On one end, a handful of Korean tennis fans carried banners and their national flag to support the world no 25, and the second seed at Tata Open Maharashtra, Hyeon Chung.
At the other end of the court stood the lonely figure of Ernests Gulbis. Lonely, because he’s spent most of the last few years travelling solo on the ATP tour, going through the grind of booking practice courts, figuring out his travel arrangements and schedule, doing his pre-match warm-ups and post-match cool-downs all by himself, as injury pulled him down to the lower echelons of the sport – in July 2017 he was ranked as low as 589.
He was the underdog against his seeded younger opponent, a bona fide superstar from the ATP’s fabled Next Gen. And Chung held his end of the bargain in the early exchanges, racing to a 4-0 lead in the first set and laying the foundation for a comfortable second-round win.
Not too far back, Gulbis too was one of the bigger names in world tennis before a string of injuries took a toll on the once world no. 10 and 2014 French Open semi-finalist. He was down, but not out. The recovery was gradual, but effective. Now he’s the world no. 95 looking to make further strides upwards.
On the day, he made a slow start, but turned the momentum around to out-hit and out-run the Korean 7-6, 6-2 in a 100-minute encounter.

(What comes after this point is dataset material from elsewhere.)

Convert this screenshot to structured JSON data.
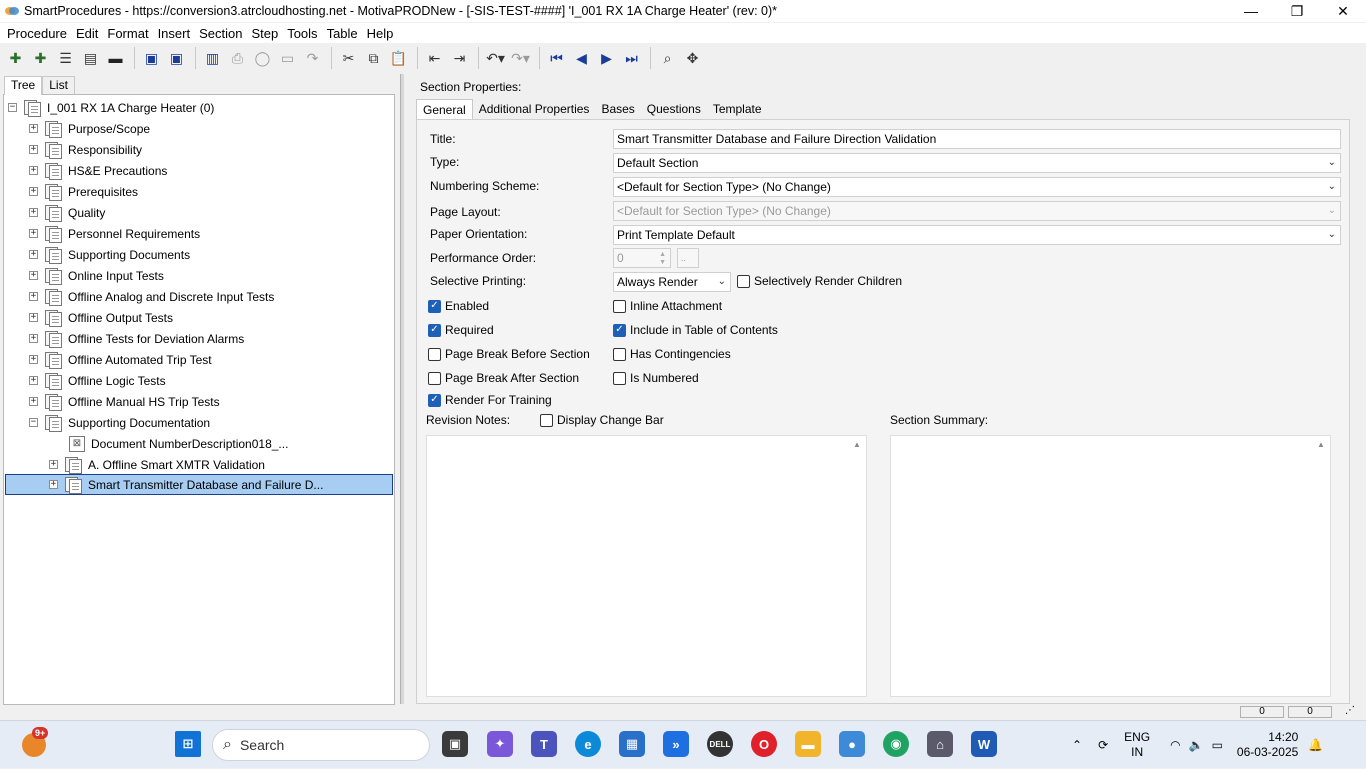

“In the beginning, I was trying to make winners when it wasn’t necessary,” said the 30-year-old after the match. “Later, I started putting a lot more balls and waited for the better opportunities and then he started to miss.”
Gulbis mixed his shots to get back into the match – play short, long, slice, topspin, and on a few occasions, stand up to receive Chung’s second serve. And he had the legs to run down shot after shot.
This wasn’t the first time the pair had met on the tour. They played each other in a first-round qualifier of the ATP 500 Barcelona Open where Chung won in straight sets.
The Korean has, till date, been the only player from the Next Gen to have reached as far as the last four of a major. He also won the first ever ATP Next Gen Finals, beating Andrey Rublev in the 2017 title clash.
Gulbis, though, feels the time of the younger players at the Slams is still a few years away. “This year, first reaction, first emotional reaction is no (For anyone from the Next Gen to win a major). But you never know,” he explains. “You don’t know how people are coming for the first Slam of the year. But for people to win a Slam when they are 17-18, I think those times are far gone. (The younger players) are much more professional than when the time I was coming up. It was a little bit more relaxed attitude towards everything, you didn’t have a coach, physio, fitness trainer travelling with you full time. The guys now have the ability to do this.”
Slowly though, Gulbis is catching up to them. In Pune, he ousted one of the biggest names from the Next Gen. Next he takes on one of the oldest singles players still competing at the highest level, 39-year-old Ivo Karlovic. But Gulbis is ready to make the hard yards to play the biggest players in the most prized competitions. And he knows what he has to do to get there.
“I wish to be healthy and remain fit. I don’t think too much about rankings. I just want to make it to the main draws of Grand Slams and this was the goal for last year.”